** TRY IT **
The entries below are to be returned exactly. Include all of them.

----- MATERIAL SHOWN

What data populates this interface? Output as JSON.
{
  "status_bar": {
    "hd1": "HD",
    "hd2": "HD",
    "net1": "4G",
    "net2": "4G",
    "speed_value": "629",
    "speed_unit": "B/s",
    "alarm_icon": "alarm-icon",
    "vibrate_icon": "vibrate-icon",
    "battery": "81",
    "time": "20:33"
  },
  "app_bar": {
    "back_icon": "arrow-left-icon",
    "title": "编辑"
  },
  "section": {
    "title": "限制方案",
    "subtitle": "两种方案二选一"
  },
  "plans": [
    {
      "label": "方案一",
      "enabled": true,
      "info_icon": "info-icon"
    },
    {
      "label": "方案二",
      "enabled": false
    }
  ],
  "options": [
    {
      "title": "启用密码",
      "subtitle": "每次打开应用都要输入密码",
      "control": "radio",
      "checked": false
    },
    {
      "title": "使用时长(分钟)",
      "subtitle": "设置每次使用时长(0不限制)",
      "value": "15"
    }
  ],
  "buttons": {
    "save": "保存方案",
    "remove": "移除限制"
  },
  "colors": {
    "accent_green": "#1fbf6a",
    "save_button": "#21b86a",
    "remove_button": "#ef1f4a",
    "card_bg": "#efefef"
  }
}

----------

** ANSWER TO THIS PROBLEM **
What data populates this interface? Output as JSON.
{
  "status_bar": {
    "hd1": "HD",
    "hd2": "HD",
    "net1": "4G",
    "net2": "4G",
    "speed_value": "629",
    "speed_unit": "B/s",
    "alarm_icon": "alarm-icon",
    "vibrate_icon": "vibrate-icon",
    "battery": "81",
    "time": "20:33"
  },
  "app_bar": {
    "back_icon": "arrow-left-icon",
    "title": "编辑"
  },
  "section": {
    "title": "限制方案",
    "subtitle": "两种方案二选一"
  },
  "plans": [
    {
      "label": "方案一",
      "enabled": true,
      "info_icon": "info-icon"
    },
    {
      "label": "方案二",
      "enabled": false
    }
  ],
  "options": [
    {
      "title": "启用密码",
      "subtitle": "每次打开应用都要输入密码",
      "control": "radio",
      "checked": false
    },
    {
      "title": "使用时长(分钟)",
      "subtitle": "设置每次使用时长(0不限制)",
      "value": "15"
    }
  ],
  "buttons": {
    "save": "保存方案",
    "remove": "移除限制"
  },
  "colors": {
    "accent_green": "#1fbf6a",
    "save_button": "#21b86a",
    "remove_button": "#ef1f4a",
    "card_bg": "#efefef"
  }
}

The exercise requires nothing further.